His son ignored the Arctic conditions 12 months ago this weekend and scored both Everton goals in a 2-1 victory. Senol found himself among more than 3,000 Evertonians enthusiastically airing their Cenk Tosun tribute on a loop.
“The fans really helped me,” says Tosun. “Even when I did not score in the first few games, they supported me all the time.
“When I saw them in the street, they would say, ‘Keep going, we love you’. They gave me a lot of confidence.
“My dad is a crazy football fan, he was in the crowd at Stoke and when they were singing my song, he felt so honoured and proud.
“He told me all about it afterwards.
“He lives in Germany, in Turkey and here! He is at a lot of the games and we always talk about what I could do better.
“He understands football and teaches me a lot.”
Tosun’s introduction to Gaziantepspor’s team midway through 2010-11 – specifically his 10 goals in 14 matches – spurred the club to a top-four finish and Europa League football.
The enormity of that achievement is best understood by observing Gaziantepspor’s predicament today, labouring under a punitive 36-point deduction at the foot of Turkey’s third tier.
“They are struggling because of financial problems, they changed chairman a few times and there has been a lack of care for the club,” says Tosun.
“I had a great time at Gaziantepspor and I am really upset by the club’s situation.
“It was always my aim to be an ‘XI player’, to play every week.
“I did that at Gaziantepspor and scored a lot of goals.

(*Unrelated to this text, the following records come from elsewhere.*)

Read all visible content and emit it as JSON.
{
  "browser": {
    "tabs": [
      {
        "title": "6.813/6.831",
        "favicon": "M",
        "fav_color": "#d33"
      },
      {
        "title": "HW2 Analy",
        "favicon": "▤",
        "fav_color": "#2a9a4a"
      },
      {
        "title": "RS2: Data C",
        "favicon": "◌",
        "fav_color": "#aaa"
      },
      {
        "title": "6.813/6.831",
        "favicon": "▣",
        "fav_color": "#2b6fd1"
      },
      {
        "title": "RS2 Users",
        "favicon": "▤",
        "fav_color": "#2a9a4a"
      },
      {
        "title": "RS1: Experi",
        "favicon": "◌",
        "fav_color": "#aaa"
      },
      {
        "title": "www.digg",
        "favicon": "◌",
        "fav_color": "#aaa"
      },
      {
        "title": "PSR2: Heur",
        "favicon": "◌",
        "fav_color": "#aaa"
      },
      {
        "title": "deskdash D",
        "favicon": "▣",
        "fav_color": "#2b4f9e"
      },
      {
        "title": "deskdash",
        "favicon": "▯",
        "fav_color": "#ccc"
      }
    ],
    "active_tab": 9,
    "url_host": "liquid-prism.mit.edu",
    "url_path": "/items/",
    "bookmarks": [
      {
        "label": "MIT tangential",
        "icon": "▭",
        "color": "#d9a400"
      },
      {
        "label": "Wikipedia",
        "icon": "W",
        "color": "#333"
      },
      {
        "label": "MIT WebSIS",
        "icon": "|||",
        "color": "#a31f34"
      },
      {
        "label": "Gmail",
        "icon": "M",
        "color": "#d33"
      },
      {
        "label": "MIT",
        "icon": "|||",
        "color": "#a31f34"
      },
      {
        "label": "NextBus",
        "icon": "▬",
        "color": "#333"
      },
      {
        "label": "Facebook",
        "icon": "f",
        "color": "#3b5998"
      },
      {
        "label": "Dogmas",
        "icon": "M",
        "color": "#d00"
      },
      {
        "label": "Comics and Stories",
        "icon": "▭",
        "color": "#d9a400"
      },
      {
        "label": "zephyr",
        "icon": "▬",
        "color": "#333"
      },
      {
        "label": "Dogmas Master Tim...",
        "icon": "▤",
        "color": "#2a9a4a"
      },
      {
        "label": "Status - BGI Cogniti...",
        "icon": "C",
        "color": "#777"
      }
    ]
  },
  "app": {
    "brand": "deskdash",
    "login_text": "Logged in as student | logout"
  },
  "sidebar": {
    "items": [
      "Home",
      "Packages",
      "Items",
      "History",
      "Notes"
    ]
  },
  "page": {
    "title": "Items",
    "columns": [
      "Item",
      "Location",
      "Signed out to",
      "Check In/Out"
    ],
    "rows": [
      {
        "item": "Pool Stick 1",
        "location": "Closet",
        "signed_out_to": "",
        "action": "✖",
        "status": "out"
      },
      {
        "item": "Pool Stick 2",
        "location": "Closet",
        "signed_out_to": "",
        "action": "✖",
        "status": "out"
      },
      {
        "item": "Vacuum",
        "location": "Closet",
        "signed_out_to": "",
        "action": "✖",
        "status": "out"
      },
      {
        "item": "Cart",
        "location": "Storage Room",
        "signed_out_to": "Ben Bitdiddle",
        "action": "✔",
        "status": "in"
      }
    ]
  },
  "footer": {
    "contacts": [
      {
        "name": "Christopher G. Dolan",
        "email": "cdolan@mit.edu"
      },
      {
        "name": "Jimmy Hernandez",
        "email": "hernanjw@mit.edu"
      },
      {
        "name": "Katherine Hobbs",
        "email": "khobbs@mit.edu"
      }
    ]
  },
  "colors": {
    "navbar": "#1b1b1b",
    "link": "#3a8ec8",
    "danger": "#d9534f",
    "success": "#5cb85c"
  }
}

Then I had a new dream: to play for a big club in Turkey.
“And when I started scoring in the Champions League for Besiktas, my dream was to play in the Premier League.
“When I had the chance with Everton, straightaway I said, ‘Yes’.
“I knew Everton was a big club with a big culture and about Goodison Park and the supporters.
“But when I came here, I saw how big the Everton family was, and how warmly they embraced me.”
Tosun came to Everton off the back of a winter break and grimaces at the memory of his first game, away at Tottenham Hotspur last January.
“After 60 or 70 minutes I was nearly dead,” he laughs. “I was not fit enough. The tempo and speed of the Premier League is really tough and the game never stops but I wanted to give everything.”
He has the same objective now, resolved to dealing in the currency which will buy him a regular spot in Marco Silva’s team.
“As a striker, you need to score,” says Tosun. “Even if you do not play well, everybody counts the goals.
“Last season I scored five in 12 starts. This season… I could do better.
“When I played well, I still could have scored more goals.
“You gain confidence when you score, then it starts to come every week.
“I am trying to score that goal now – and then add more.”
The final two months of Ece’s pregnancy coincided with the outset of this season and, Tosun admits, “were not easy,” with his wife back in Turkey preparing to give birth.
“But I was lucky,” says Tosun, “because the baby came during the international break and I could be with her. It was a great feeling.
“I was never a guy for going out often but with the baby we spend more time at home.
“I have more responsibilities now and my life has changed a lot, in a positive way.”
When that young boy in Germany fell asleep, precious boots resting by his side and imagination switched onto overdrive, he never dared dream things could be so good.